Co-presented with the Embassy of the Kingdom of Morocco
Sat., Oct. 21, at 4:30 pm
Fri., Oct. 27, at 6:30 pm
An Egyptian box office smash hit, The Originals is the latest film from critically acclaimed director Marwan Hamed (The Yacoubian Building) and best-selling novelist Ahmed Mourad (The Blue Elephant). In this visually stunning thriller, Samir (Maged al-Kedwany) works for a bank, provides for his ever-demanding family and dreams of singing in an Egyptian talent show. When he is unexpectedly fired, Samir finds himself recruited to be part of a secret society, called The Originals, which has unlimited access to surveillance at their disposal. They have taken it upon themselves to keep an eye on every Egyptian who might be a potential threat. The Originals leads a new wave of modern cinema as it thematically and technically breaks structures of conventional Egyptian narratives. With Hamed and Mourad at the helm of an all-star cast, this trailblazing film has cemented its place in leading edge Egyptian cinema and has all the ingredients for a classic in the making. –Various Sources
Egypt, Directed by Marwan Hamed, 2017, 125 minutes. In Arabic with English subtitles.
Sat. Oct. 28, at 7:00 pm
This Filmfest DC comedy hit is back by popular demand! Therese is the wife of a mayor of a small Lebanese village. The highly anticipated visit of her daughter’s suitor’s family causes much excitement. Therese’s brother, who was killed during fighting with Syrian troops 20 years ago, still features heavily in the family’s home and looms large through photographs all around the house. Therese shares her happiness with her deceased brother—through his photographs — until she discovers that her long-awaited guests are from Syria. When Therese cannot contain her personal prejudices, the film turns increasingly farcical as she makes outlandish attempts to thwart the union. With charming performances, this film successfully balances warm-hearted laughs with timely social insight. –Various sources
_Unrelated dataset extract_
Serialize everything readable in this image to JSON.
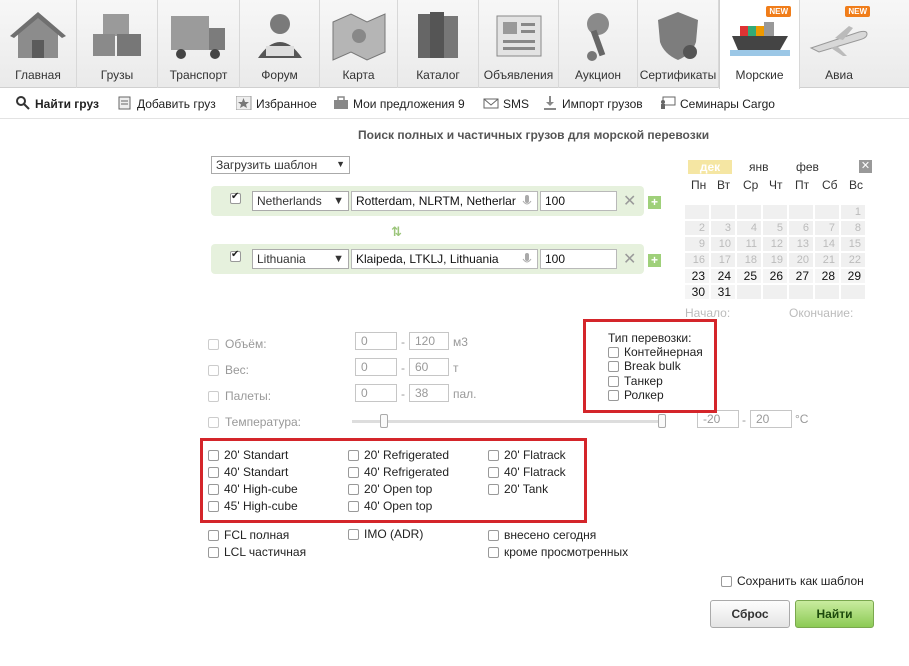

Lebanon/Jordan/Egypt, Directed by Sophie Boutros, 2016, 92 minutes. In Arabic with English subtitles.
Sun.,Oct. 29 at 7:00 pm
Followed by a Closing Party, $20.00
Part social commentary, and part sheer thrill ride, The Worthy is breathless, an audacious ripping up the script of what to expect from an Arabic language film. Emirati filmmaker Ali F. Mostafa (City of Life, Arabian Sights 2010 and From A to B, Arabian Sights 2015) makes his most ambitious, mature film to date with The Worthy, a visually spectacular dystopian take on an Arab world torn apart by social disorder. A prologue shows us a truck driver picking up a hitchhiker. The man, his face hollow with distress, warns the driver to beware the black flags before he disappears into the distance. Heeding the hitchhiker’s warning, the driver moves to an abandoned warehouse with his children and a small group of survivors, seeking refuge with the only clean remaining water source in the area. When two visitors infiltrate their compound, they soon become pawns in a test for survival, where only one of them shall be chosen worthy. –BFI London Film Festival
United Arab Emirates, Directed by Ali F. Mostafa, 2017, 99 minutes. In Arabic with English subtitles.
Co-presented with the Embassy of the United Arab Emirates